I don’t know what to tell you Winston buddy, when your OWN people are comparing you to the genocidal white supremacist that you’re trying to defeat, you’ve stooped to a whole new low. To be charitable, he preferred using tear gas and other non-lethal gases to “spread a lively terror” that would “leave no serious permanent effect on most of those affected.” He was indignant to say the least when informed of the drastic death toll of the Bengal famine that he himself had aggravated. He childishly wrote in the margins of a report to British officials, “Why hasn’t Gandhi died yet?” 

Churchill insisted that starving India needed to continue to export rice, whilst redirecting wheat ships for stockpiling. Why? Because he could. Or more likely, because he couldn’t care less. “I hate the Indians. They are a beastly people with a beastly religion.” Which again, doesn’t make much sense since India has been a religiously diverse nation for centuries. This Churchill isn’t so textbook friendly now, is he? Our history is bleached to make war ‘heroes’ like Churchill look good, but it is not black and white.

Unfortunately this floods into the present with massive legal ramifications for marginalised groups in Australian politics. Our constitution as it stands allows the Commonwealth Parliament to pass racially discriminatory laws and does not acknowledge the long-standing presence of Aboriginal and Torres Strait Islander peoples in Australia. What about the 1975 Racial Discrimination Act you ask? Easy. It can be disabled through more legislation when convenient, and has been on three separate occasions, the most recent being the Northern Territory Emergency Response (NTER). The Racial Discrimination Act is simply a façade the government has strategically draped over their systemic racism. 

Australia is a country that endorses the United Nations Declaration on the Rights of Indigenous Peoples yet abides by a constitution that directly violates this international law.

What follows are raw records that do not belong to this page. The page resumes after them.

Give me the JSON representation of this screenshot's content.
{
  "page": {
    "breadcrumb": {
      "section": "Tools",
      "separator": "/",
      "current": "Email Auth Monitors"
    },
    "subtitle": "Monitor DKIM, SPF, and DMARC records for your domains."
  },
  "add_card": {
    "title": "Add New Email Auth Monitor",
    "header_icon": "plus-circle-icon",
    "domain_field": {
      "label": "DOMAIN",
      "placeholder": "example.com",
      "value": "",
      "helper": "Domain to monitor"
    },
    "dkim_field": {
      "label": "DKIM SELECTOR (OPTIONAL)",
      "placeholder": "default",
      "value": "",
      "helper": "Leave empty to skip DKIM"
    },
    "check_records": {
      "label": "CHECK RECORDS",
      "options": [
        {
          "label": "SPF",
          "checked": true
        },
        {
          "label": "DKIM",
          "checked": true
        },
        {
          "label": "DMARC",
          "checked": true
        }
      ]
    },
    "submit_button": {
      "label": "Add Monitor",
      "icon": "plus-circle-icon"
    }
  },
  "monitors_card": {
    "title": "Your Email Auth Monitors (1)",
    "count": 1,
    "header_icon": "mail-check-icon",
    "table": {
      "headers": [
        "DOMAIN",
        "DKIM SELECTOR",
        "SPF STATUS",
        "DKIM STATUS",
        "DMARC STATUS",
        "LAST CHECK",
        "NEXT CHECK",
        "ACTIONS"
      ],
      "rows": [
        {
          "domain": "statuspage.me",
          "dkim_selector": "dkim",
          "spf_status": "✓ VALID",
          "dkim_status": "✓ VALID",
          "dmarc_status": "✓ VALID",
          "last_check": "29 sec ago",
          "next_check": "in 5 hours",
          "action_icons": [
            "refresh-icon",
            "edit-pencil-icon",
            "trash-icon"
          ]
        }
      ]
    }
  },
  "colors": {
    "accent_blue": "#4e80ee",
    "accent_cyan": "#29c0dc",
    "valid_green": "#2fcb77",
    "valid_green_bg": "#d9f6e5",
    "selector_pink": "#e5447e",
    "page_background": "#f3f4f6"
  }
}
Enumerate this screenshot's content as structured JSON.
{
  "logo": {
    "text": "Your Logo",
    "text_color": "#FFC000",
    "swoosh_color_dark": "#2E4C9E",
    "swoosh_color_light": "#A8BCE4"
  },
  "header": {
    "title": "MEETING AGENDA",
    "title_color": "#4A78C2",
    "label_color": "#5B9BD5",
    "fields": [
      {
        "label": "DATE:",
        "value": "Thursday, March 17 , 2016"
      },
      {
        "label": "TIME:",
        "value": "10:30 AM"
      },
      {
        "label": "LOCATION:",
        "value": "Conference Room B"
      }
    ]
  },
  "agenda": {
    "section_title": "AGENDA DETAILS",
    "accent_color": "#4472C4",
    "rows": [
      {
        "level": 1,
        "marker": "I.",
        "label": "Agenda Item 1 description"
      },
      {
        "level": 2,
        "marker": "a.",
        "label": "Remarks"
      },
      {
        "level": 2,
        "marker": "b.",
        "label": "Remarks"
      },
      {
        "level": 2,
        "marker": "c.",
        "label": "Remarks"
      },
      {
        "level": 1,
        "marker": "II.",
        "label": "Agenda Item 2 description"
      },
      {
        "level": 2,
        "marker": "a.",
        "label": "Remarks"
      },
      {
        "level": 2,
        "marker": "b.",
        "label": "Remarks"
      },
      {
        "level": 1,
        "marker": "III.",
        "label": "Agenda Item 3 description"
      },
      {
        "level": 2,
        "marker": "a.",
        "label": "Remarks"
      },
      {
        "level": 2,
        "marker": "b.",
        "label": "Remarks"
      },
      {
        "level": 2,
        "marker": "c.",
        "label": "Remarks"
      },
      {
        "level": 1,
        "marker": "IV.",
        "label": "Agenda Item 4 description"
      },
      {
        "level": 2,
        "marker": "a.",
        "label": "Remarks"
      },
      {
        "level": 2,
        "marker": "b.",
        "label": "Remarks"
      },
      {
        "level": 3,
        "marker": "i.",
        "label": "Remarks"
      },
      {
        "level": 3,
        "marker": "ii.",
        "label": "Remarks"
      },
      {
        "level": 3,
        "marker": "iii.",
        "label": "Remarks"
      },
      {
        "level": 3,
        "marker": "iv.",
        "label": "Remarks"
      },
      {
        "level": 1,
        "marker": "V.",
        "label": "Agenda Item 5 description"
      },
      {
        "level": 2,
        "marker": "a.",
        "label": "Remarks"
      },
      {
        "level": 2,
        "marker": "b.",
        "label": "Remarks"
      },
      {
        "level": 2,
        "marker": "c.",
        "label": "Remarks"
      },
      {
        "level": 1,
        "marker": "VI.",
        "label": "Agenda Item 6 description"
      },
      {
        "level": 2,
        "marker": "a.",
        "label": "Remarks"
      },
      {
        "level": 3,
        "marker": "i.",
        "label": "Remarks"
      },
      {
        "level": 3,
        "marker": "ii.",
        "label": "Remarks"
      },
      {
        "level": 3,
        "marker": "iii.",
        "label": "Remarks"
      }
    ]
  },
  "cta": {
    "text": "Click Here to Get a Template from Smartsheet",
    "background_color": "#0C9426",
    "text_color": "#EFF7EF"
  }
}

We’re a country that keeps face on the international stage, but back home we’re happy to ensure that marginalised groups stay marginalised by legalising racist prerogatives. NTER was enacted in 2007 and has taken many faces to appease the media, such as the “Stronger Futures in the Northern Territory” policy that is still in place today. The constant rebranding of racist intervention in the Northern Territory is affecting around 73 indigenous populations, and for them, these policies and elegantly worded legislations all look the same. It’s the face of discrimination, and we’d do well to recognise it. 

So where to now? Well, a good start would be a reform to the constitution. Close these loopholes that allow racist legislation to pass. On a smaller scale, let our voices be heard. In articles like these, in conversations with your mates, on stages, in councils, in boardrooms. It would be refreshing to not have to hear, “You’re being dramatic,” “Stop exaggerating,” or even, “Don’t you think you’re taking it too far?” whenever I, or another person of colour calls out racism when it happens, as it happens. It takes a lot of courage to speak up, and to be shut down like that doesn’t do anyone any favours. Be aware. Don’t let your race, your community, and your socio-economic status be blinders to the post-colonial hangover that is weighing on marginalised groups. Slowly, but surely, we’ll work towards an uplifting and accepting future in spite of our colonial foundations. Perhaps then, my nightmares will go away.

I do need to acknowledge that I speak from a place of privilege. Unlike my parents, I was born in a first-world country that gained its independence in 1901. Yet even 118 years later, the lingering ‘hangover’ of colonisation is imbedded in the systemic and societal structures of modern Australia.